This title is always my response when I’m asked what my favorite book is.  I’ll talk about it more in a later post.  All you need to know now is that it’s wonderful…and I kind of want to re-read it again soon!

2. The Giver by Lois Lowry……….Read 4 times

This is a Young Adult classic.  I used it with my seventh graders last year, but I’ve also read it plenty of times on my own.  I love the world of “sameness” that Lowry has created and Jonah’s realization that his world is not as perfect as he once thought.  It’s the original dystopian novel.

3. The Time Traveler’s Wife by Audrey Niffenegger………….Read 2 times

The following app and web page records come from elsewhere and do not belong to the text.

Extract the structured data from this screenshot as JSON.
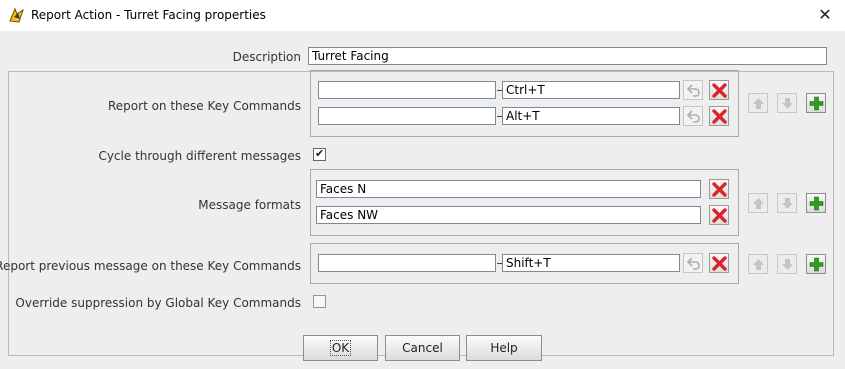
{
  "window": {
    "title": "Report Action - Turret Facing properties",
    "close_glyph": "✕"
  },
  "form": {
    "description": {
      "label": "Description",
      "value": "Turret Facing"
    },
    "report_keys": {
      "label": "Report on these Key Commands",
      "rows": [
        {
          "name": "",
          "keystroke": "Ctrl+T"
        },
        {
          "name": "",
          "keystroke": "Alt+T"
        }
      ]
    },
    "cycle": {
      "label": "Cycle through different messages",
      "checked": true,
      "check_glyph": "✔"
    },
    "message_formats": {
      "label": "Message formats",
      "rows": [
        "Faces N",
        "Faces NW"
      ]
    },
    "previous_keys": {
      "label": "Report previous message on these Key Commands",
      "rows": [
        {
          "name": "",
          "keystroke": "Shift+T"
        }
      ]
    },
    "override": {
      "label": "Override suppression by Global Key Commands",
      "checked": false
    }
  },
  "buttons": {
    "ok": "OK",
    "cancel": "Cancel",
    "help": "Help"
  },
  "colors": {
    "delete_red": "#d8262b",
    "plus_green": "#2f9e1f",
    "disabled_arrow": "#bdbdbd"
  }
}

Don’t we all wish we could travel through time?  In Niffenegger’s novel, she shows readers a darker side to time travel through the romance of Henry and Clare.  Cool fact: Niffenegger is not only a talented writer (she wrote the creepy novel Her Fearful Symmetry, too), but she’s also an artist.  She creates stories and artwork for visual and graphic novels.  See some of her work for the story Raven Girl here.

4. Divergent and Insurgent by Veronica Roth…Read 2 times

It should be no surprise from my previous posts that I adored Divergent and Insurgent.  I took a break from reading during November to focus on my NaNoWriMo novel, but I wasn’t very good at staying away from books!  I told myself, “I’ll just re-read Insurgent so I’ll be ready to read Allegiant…” and then I decided I might as well re-read Divergent too!  I was pleased to discover they were just as good as I had remembered.

5. The Terrorist by Caroline B. Cooney……………Read 2 times

Cooney was my favorite author as a teen.  I read The Face on The Milk Carton and became hooked on Cooney’s ability to create believable teen characters who were going through crazy things like discovering they had been kidnapped, or might have unleashed smallpox on the world from an old scab in a book, or traveled back in time.  Her books were short and could be read quickly.  I always made a beeline for the “C” shelf at Barnes & Noble, eager to pick out another one of her novels.  Even as an adult, I wander over to the shelf to find out if Cooney has written anything new.  I recently re-read The Terrorist on my Kindle Fire.  Even though the book was published in 1997, the subject matter (a kid from an international school in London is killed by a bomb) still feels relevant.

How about you?  What books do you find yourself re-reading?